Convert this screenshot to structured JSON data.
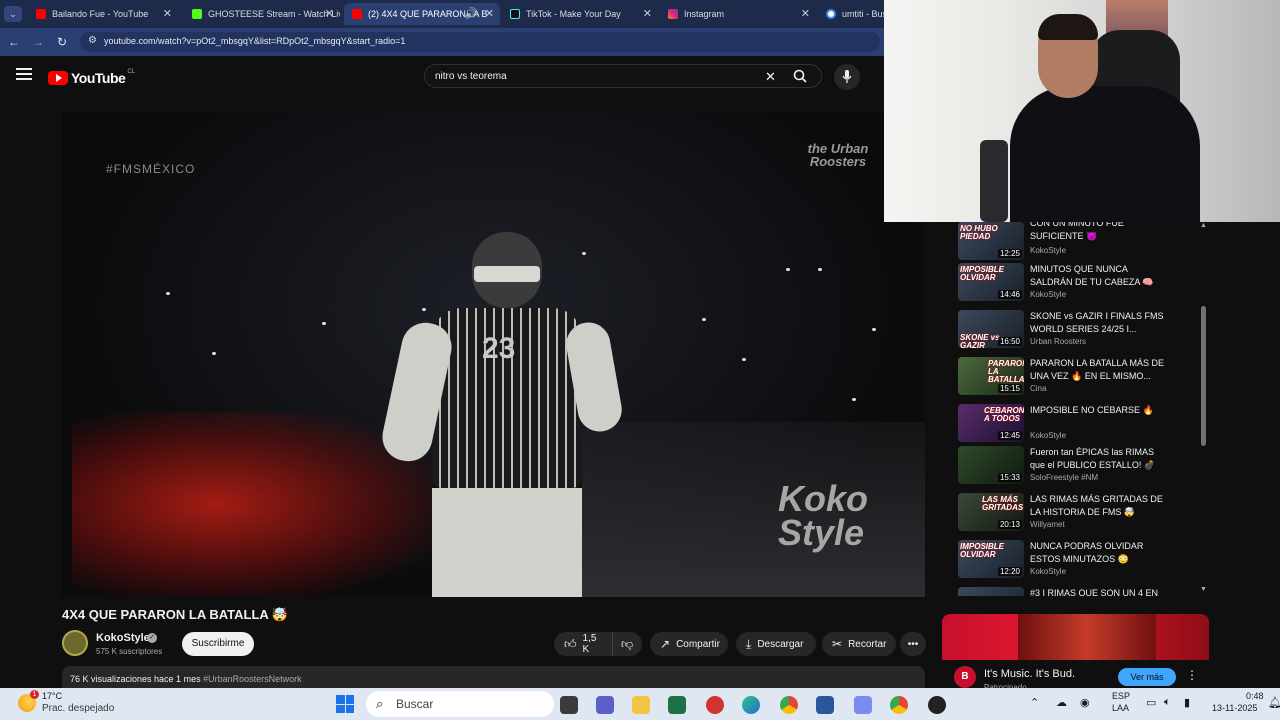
{
  "browser": {
    "tabs": [
      {
        "label": "Bailando Fue - YouTube",
        "color": "#ff0000"
      },
      {
        "label": "GHOSTEESE Stream - Watch Liv",
        "color": "#53fc18"
      },
      {
        "label": "(2) 4X4 QUE PARARON LA B",
        "color": "#ff0000",
        "active": true
      },
      {
        "label": "TikTok - Make Your Day",
        "color": "#111111"
      },
      {
        "label": "Instagram",
        "color": "#e1306c"
      },
      {
        "label": "umtiti - Bus",
        "color": "#4285f4"
      }
    ],
    "tab_menu_icon": "chevron-down-icon",
    "close_glyph": "✕",
    "url": "youtube.com/watch?v=pOt2_mbsgqY&list=RDpOt2_mbsgqY&start_radio=1"
  },
  "youtube": {
    "logo_text": "YouTube",
    "region": "CL",
    "search_query": "nitro vs teorema",
    "clear_glyph": "✕"
  },
  "video": {
    "watermark_fms": "#FMSMÉXICO",
    "watermark_urban": "the Urban Roosters",
    "watermark_koko": "Koko Style",
    "title": "4X4 QUE PARARON LA BATALLA 🤯",
    "channel": "KokoStyle",
    "subscribers": "575 K suscriptores",
    "subscribe_label": "Suscribirme",
    "likes": "1,5 K",
    "share_label": "Compartir",
    "download_label": "Descargar",
    "clip_label": "Recortar",
    "views_line": "76 K visualizaciones  hace 1 mes",
    "hashtag": "#UrbanRoostersNetwork"
  },
  "playlist": [
    {
      "thumb_text": "NO HUBO PIEDAD",
      "duration": "12:25",
      "title": "CON UN MINUTO FUE SUFICIENTE 😈",
      "channel": "KokoStyle"
    },
    {
      "thumb_text": "IMPOSIBLE OLVIDAR",
      "duration": "14:46",
      "title": "MINUTOS QUE NUNCA SALDRÁN DE TU CABEZA 🧠",
      "channel": "KokoStyle"
    },
    {
      "thumb_text": "SKONE vs GAZIR",
      "duration": "16:50",
      "title": "SKONE vs GAZIR I FINALS FMS WORLD SERIES 24/25 I...",
      "channel": "Urban Roosters"
    },
    {
      "thumb_text": "PARARON LA BATALLA",
      "duration": "15:15",
      "title": "PARARON LA BATALLA MÁS DE UNA VEZ 🔥 EN EL MISMO...",
      "channel": "Cina"
    },
    {
      "thumb_text": "CEBARON A TODOS",
      "duration": "12:45",
      "title": "IMPOSIBLE NO CEBARSE 🔥",
      "channel": "KokoStyle"
    },
    {
      "thumb_text": "",
      "duration": "15:33",
      "title": "Fueron tan ÉPICAS las RIMAS que el PUBLICO ESTALLO! 💣",
      "channel": "SoloFreestyle #NM"
    },
    {
      "thumb_text": "LAS MÁS GRITADAS",
      "duration": "20:13",
      "title": "LAS RIMAS MÁS GRITADAS DE LA HISTORIA DE FMS 🤯",
      "channel": "Willyamet"
    },
    {
      "thumb_text": "IMPOSIBLE OLVIDAR",
      "duration": "12:20",
      "title": "NUNCA PODRAS OLVIDAR ESTOS MINUTAZOS 😳",
      "channel": "KokoStyle"
    },
    {
      "thumb_text": "",
      "duration": "",
      "title": "#3 I RIMAS QUE SON UN 4 EN",
      "channel": ""
    }
  ],
  "ad": {
    "title": "It's Music. It's Bud.",
    "sponsor_label": "Patrocinado",
    "cta": "Ver más"
  },
  "taskbar": {
    "weather_temp": "17°C",
    "weather_desc": "Prac. despejado",
    "weather_badge": "1",
    "search_label": "Buscar",
    "lang1": "ESP",
    "lang2": "LAA",
    "time": "0:48",
    "date": "13-11-2025"
  },
  "colors": {
    "youtube_red": "#ff0000",
    "link_blue": "#3ea6ff",
    "ad_red": "#c8102e"
  }
}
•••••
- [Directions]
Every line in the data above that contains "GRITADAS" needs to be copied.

- [Written answer]
      "thumb_text": "LAS MÁS GRITADAS",
      "title": "LAS RIMAS MÁS GRITADAS DE LA HISTORIA DE FMS 🤯",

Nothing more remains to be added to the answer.